===== PROVIDED RECORDS =====
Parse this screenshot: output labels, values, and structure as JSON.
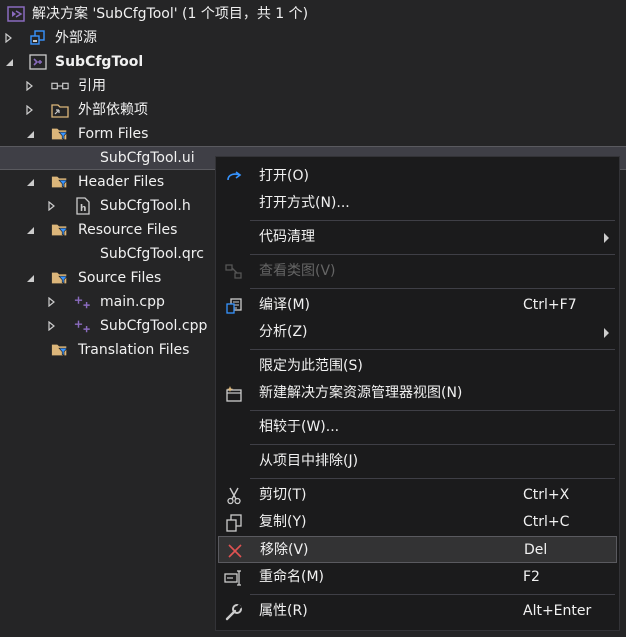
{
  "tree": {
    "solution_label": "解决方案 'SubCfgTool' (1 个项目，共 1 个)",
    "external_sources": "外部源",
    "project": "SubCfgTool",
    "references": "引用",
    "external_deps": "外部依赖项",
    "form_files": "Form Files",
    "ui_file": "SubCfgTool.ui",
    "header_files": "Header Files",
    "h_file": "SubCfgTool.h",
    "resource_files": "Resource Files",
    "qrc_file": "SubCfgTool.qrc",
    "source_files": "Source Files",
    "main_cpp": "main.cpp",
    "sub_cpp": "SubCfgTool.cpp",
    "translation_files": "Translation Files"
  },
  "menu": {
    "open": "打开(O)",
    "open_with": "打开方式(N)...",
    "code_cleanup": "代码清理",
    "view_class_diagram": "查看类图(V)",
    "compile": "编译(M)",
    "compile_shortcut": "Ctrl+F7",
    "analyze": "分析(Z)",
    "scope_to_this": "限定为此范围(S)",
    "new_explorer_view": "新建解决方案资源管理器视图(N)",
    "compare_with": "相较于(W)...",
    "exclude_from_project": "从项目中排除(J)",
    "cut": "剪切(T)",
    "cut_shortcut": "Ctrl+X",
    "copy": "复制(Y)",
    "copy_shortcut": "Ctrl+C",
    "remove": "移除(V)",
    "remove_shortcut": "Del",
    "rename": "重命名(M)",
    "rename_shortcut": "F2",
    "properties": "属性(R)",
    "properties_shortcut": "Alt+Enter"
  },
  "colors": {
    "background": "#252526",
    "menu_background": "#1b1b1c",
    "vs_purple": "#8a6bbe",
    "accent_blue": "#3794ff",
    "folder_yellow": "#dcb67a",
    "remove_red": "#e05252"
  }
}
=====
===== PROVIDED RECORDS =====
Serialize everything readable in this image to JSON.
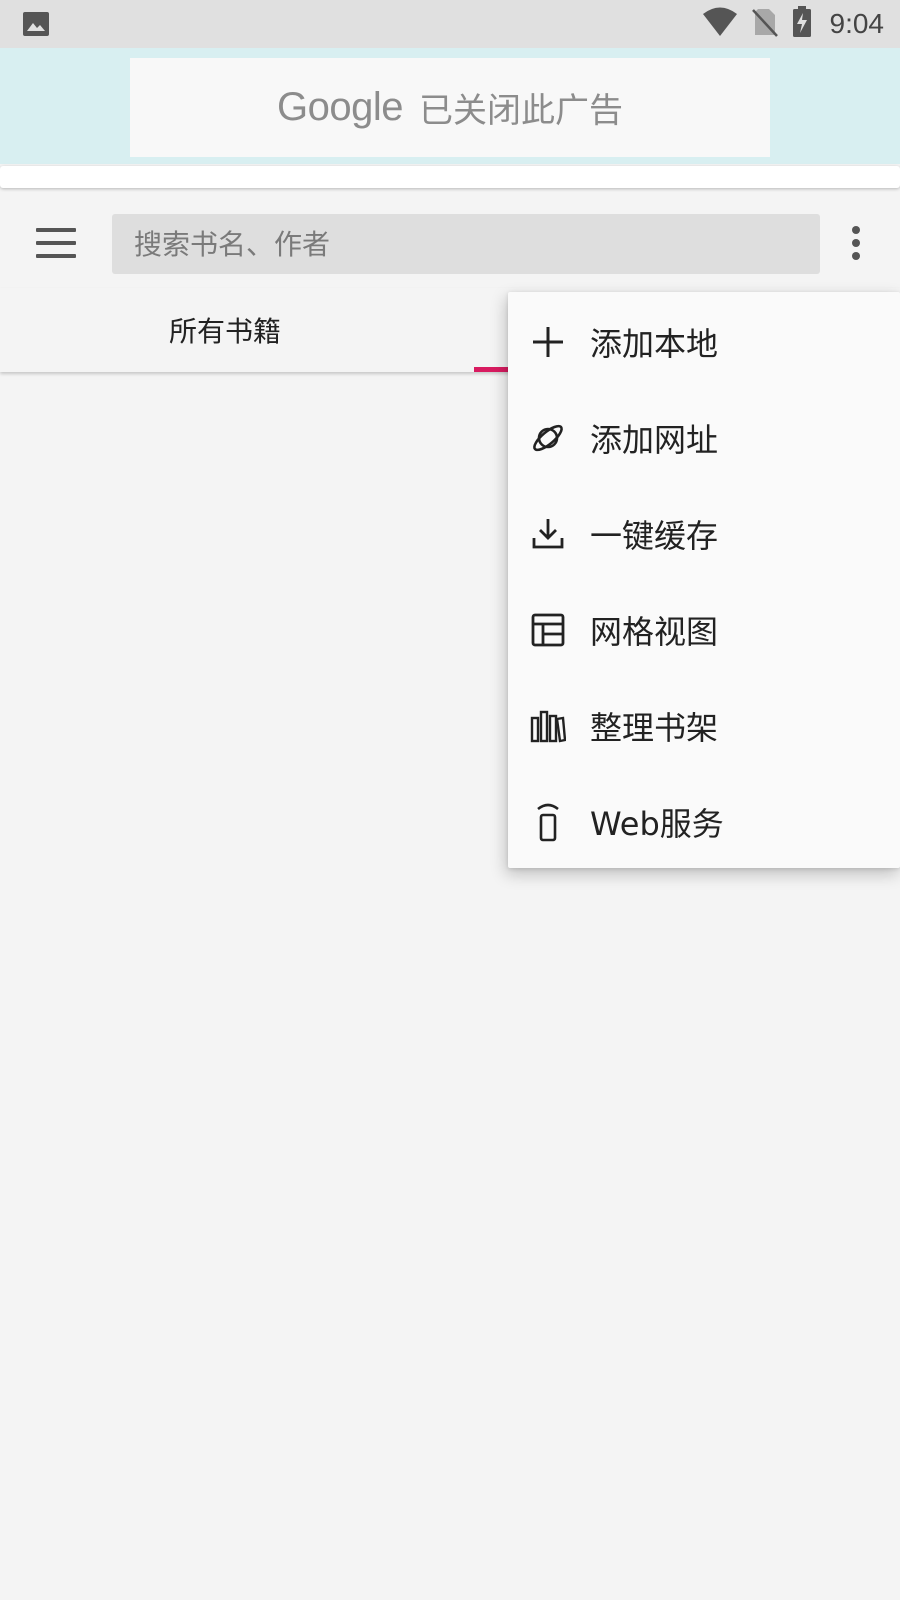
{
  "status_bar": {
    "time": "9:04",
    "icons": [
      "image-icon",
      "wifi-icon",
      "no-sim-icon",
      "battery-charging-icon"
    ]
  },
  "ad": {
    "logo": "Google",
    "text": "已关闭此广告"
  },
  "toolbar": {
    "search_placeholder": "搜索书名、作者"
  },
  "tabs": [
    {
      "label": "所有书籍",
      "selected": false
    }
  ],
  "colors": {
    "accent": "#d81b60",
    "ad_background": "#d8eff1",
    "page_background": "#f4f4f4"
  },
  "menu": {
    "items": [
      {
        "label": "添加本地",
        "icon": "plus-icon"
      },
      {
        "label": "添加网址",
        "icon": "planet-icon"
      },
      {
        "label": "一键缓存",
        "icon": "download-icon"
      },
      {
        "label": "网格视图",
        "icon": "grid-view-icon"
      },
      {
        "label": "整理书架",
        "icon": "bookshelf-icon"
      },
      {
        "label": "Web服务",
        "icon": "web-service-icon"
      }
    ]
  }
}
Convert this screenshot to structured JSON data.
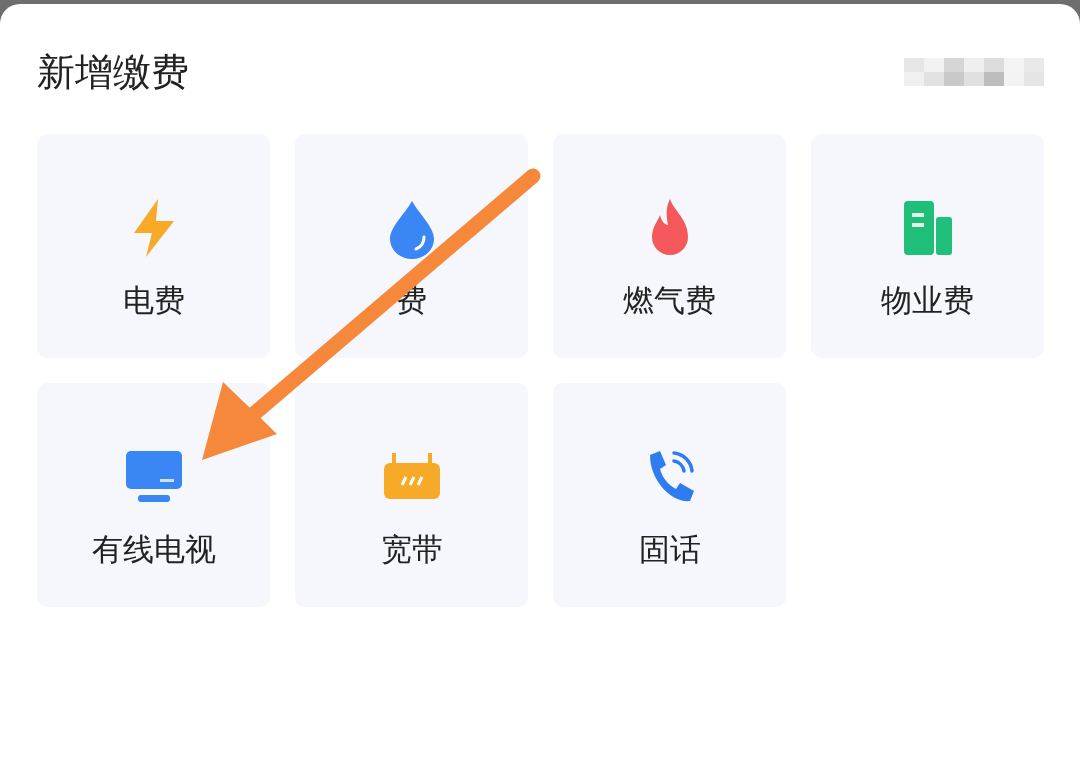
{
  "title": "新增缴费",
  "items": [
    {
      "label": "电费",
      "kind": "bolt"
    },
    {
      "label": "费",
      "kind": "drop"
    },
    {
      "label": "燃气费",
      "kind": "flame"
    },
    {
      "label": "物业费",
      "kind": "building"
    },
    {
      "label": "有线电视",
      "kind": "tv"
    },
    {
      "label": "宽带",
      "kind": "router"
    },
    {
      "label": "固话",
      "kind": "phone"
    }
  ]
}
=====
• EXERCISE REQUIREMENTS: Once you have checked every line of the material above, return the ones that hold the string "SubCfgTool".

• TASK RESULT:
    "solution_label": "解决方案 'SubCfgTool' (1 个项目，共 1 个)",
    "project": "SubCfgTool",
    "ui_file": "SubCfgTool.ui",
    "h_file": "SubCfgTool.h",
    "qrc_file": "SubCfgTool.qrc",
    "sub_cpp": "SubCfgTool.cpp",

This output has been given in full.